Quoted in a Calgary Herald article she said ““Directive 74, the intent of it, is bang on. We reclaim as we go and there’s a timeline for when you have full reclamation. The challenge we have is this is new technology. We are applying technology to almost meet a yearly plan. And that’s a challenge.”
Parker Hogan, a spokesman for Kyle Fawcett, Alberta’s Minister of Environment and Sustainable Resource Development, quoted in a Globe and Mail article said “…there is [tailings] technology that is being worked on that may produce some very positive results.”
“And certainly the discussions we’ve had with the sector and with their research group [Canada’s Oil Sands Innovation Alliance] show that the potential exists over the near term for them to be able to move forward on some of those new technologies, but we have to give them the opportunity to succeed,” he added.
Enforcement will be the key to success
“The framework’s objective is encouraging — but it will only be effective if matched with clear implementation and enforcement mechanisms,” said Erin Flanagan, analyst at the Pembina Institute in response to the Alberta announcement.
“The AER must set firm limits and hold industry to account for existing and future tailings waste,” said Flanagan.
In general the Pembina Institute says the Tailings Management Framework represents progress on a high-profile issue long mismanaged in Alberta’s oil sands by providing preliminary guidance on the need to reduce legacy tailings on the landscape.
The Institute was less enthusiastic about the new water management framework, which it says leaves the Athabasca River exposed to unacceptable levels of risk.

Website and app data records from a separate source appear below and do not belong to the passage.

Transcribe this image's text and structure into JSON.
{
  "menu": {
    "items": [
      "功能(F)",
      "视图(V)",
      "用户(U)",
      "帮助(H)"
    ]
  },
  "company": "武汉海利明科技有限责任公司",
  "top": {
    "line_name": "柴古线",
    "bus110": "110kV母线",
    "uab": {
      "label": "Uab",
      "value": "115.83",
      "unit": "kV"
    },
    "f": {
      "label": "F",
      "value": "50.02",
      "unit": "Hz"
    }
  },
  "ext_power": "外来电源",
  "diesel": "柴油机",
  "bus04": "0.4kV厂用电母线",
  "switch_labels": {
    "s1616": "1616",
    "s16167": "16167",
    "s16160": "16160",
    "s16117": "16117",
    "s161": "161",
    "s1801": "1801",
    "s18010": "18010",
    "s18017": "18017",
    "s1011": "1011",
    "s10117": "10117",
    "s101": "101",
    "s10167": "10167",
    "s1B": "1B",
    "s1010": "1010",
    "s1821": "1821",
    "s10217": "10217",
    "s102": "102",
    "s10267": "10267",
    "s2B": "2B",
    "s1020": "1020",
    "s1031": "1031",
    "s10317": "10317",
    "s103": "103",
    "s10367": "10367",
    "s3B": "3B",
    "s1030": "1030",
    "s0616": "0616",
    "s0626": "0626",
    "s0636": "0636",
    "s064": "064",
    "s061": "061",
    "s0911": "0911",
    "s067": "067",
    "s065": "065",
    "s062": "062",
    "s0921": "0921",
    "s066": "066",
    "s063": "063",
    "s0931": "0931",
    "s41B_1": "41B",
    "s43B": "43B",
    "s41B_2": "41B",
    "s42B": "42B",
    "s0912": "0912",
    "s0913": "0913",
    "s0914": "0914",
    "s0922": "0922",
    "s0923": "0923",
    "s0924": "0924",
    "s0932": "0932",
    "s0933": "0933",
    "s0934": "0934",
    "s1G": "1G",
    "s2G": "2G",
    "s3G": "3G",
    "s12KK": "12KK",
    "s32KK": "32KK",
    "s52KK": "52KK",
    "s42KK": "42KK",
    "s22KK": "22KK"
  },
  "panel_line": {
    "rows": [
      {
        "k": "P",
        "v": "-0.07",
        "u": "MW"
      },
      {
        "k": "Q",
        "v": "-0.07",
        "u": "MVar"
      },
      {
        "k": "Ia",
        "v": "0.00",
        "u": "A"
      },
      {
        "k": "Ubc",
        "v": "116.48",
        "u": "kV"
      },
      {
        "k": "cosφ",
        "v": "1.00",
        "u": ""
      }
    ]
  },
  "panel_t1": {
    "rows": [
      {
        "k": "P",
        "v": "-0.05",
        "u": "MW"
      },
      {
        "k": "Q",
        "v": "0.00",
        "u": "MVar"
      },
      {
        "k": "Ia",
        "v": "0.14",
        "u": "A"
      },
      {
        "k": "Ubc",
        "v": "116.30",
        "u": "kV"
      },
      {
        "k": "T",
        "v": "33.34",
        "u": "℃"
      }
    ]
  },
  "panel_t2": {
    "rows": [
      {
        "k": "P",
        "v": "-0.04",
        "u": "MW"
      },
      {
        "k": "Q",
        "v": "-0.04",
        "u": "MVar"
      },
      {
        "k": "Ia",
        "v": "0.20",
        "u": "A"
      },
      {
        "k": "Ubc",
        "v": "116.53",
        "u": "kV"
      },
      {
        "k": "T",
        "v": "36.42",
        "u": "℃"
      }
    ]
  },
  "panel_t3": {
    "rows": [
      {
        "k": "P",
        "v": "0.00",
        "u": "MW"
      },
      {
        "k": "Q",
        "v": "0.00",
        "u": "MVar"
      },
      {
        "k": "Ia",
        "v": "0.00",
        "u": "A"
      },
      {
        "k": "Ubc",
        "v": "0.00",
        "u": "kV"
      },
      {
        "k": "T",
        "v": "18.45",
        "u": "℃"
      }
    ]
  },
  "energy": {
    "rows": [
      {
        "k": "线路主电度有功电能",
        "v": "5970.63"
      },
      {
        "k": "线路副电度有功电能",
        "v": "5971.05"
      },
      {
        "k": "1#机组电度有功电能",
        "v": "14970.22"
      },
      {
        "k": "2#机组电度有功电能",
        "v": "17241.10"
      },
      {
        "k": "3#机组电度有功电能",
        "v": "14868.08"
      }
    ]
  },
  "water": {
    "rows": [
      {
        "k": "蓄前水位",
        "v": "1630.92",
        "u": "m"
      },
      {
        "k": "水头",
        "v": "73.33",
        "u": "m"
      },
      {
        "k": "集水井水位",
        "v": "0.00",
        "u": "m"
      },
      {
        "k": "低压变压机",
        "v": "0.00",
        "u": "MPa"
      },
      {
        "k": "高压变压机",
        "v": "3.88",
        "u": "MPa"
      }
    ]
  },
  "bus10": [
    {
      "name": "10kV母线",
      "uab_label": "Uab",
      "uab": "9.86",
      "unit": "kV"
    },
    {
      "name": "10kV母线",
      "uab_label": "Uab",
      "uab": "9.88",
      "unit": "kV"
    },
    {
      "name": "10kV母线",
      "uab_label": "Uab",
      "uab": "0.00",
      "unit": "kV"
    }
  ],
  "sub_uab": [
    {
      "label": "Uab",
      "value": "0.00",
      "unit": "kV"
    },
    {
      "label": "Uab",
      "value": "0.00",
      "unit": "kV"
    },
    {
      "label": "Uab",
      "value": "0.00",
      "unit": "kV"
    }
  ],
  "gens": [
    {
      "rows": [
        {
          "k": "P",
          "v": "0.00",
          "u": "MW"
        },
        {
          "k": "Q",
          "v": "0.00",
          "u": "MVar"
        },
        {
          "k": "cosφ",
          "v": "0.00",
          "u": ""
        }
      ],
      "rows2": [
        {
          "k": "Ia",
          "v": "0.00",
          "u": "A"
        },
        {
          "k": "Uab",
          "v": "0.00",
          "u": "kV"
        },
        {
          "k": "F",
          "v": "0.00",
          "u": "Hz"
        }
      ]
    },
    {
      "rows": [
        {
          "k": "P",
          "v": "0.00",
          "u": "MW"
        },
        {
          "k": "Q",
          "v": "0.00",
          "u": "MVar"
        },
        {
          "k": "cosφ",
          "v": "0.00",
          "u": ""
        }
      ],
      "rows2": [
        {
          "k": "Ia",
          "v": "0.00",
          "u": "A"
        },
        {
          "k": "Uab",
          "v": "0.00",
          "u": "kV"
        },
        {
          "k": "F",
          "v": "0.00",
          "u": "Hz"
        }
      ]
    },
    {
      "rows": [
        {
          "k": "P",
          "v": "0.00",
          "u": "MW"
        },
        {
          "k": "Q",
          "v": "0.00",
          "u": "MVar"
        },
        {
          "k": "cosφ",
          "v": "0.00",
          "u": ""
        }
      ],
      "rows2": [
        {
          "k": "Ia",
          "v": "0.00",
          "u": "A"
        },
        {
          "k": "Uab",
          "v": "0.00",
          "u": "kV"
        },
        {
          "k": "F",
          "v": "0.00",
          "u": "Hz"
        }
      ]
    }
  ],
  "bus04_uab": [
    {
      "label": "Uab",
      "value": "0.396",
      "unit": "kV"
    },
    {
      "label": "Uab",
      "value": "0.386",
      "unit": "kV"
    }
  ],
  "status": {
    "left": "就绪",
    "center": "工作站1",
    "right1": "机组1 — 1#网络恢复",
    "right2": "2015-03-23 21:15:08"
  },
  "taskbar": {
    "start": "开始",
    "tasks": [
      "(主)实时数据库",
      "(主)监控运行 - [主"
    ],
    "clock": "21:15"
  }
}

The long-overdue framework is intended to regulate water withdrawals by oil sands operators from the lower Athabasca River and achieves a number of objectives, but provides inadequate protection during the low-flow winter period, the river’s most sensitive time of the year, said the Institute in a press release.
David Miller, President and CEO of WWF-Canada said “Setting an EBF, a minimum river flow threshold, is critical to ensuring good river management that protects water for wildlife and ecosystems. Unfortunately, it’s missing in the framework released today.”
Clearly, there is still much to be done to build substance around the Tailings Management Framework and Water Management Framework in terms of regulation and enforcement.
Under the new Tailings Management Framework oil sands companies will be able to accumulate tailings for a discretionary 3-10-year period within range of a project-specific “End of Mine Life Target”. After that they will be expected to maintain a constant tailings volume until the end of the mine’s life and within ten years after the mine’s closure, will have to reclaim the entirety of the tailings.
This allows companies to generate large volumes of toxic tailings over the lifetime of a mine, and gives a lengthy window of time before limiting tailings production and considerable time to fully clean up tailings after a mine closes. What constitutes a satisfactory ‘clean up’ still has to be clarified.
So too, enforcement provisions will have to be developed and implemented with more rigor than was the case with the previous Directive 74 regime.
The full Tailings Management Framework for the Mineable Athabasca Oil Sands is available here.
The Surface Water Quantity Management Framework for the Lower Athabasca River is available here.
More details on Alberta’s Oil Sands Management Regime are available here.